[Exercise details]
In the following material, identify every line holding the string "name" and return it.

[Extracted information]
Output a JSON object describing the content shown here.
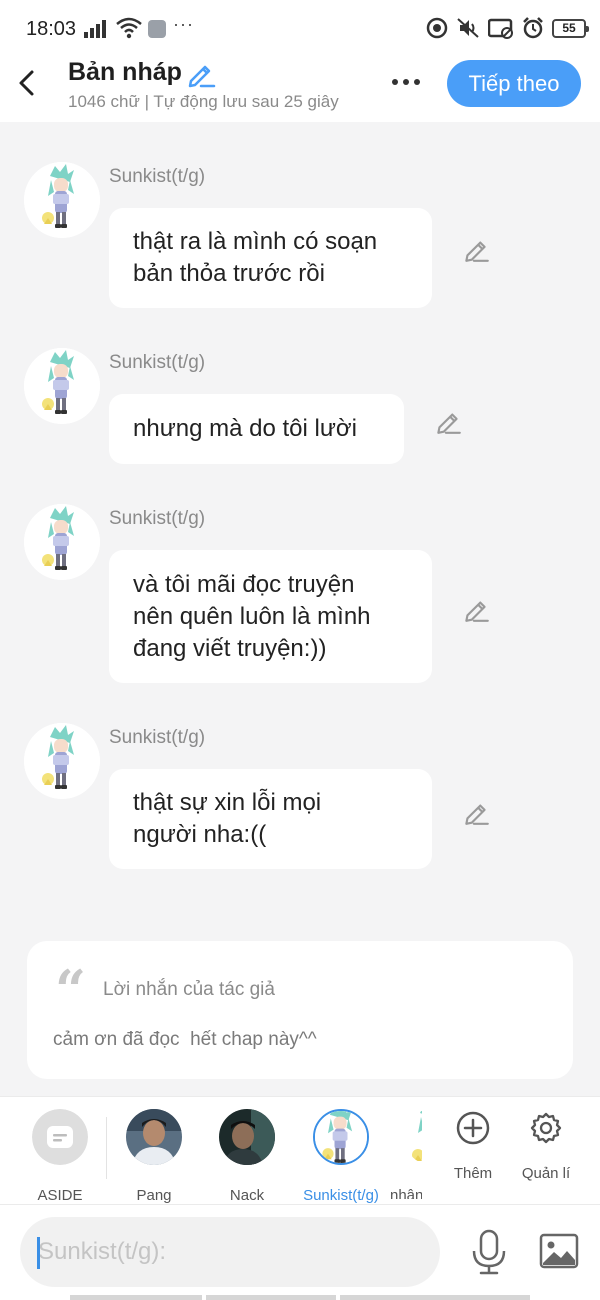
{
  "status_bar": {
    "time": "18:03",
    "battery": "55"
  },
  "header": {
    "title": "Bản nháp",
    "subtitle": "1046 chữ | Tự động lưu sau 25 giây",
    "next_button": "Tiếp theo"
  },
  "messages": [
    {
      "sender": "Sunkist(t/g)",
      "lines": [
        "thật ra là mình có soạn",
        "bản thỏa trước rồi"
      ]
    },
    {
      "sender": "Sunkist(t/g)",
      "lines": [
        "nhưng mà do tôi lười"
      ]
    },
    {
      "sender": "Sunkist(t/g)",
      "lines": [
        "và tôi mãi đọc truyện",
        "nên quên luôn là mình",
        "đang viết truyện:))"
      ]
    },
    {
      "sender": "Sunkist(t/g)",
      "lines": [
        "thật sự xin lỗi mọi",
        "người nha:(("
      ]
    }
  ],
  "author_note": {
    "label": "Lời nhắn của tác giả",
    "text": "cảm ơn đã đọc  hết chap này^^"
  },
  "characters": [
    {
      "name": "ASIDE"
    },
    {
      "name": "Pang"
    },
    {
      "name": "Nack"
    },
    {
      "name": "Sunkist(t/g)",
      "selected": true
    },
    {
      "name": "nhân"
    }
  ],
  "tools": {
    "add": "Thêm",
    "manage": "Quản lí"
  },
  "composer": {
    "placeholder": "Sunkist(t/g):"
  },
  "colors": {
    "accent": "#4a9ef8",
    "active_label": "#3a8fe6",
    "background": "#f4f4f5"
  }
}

[Response box]
      "name": "ASIDE"
      "name": "Pang"
      "name": "Nack"
      "name": "Sunkist(t/g)",
      "name": "nhân"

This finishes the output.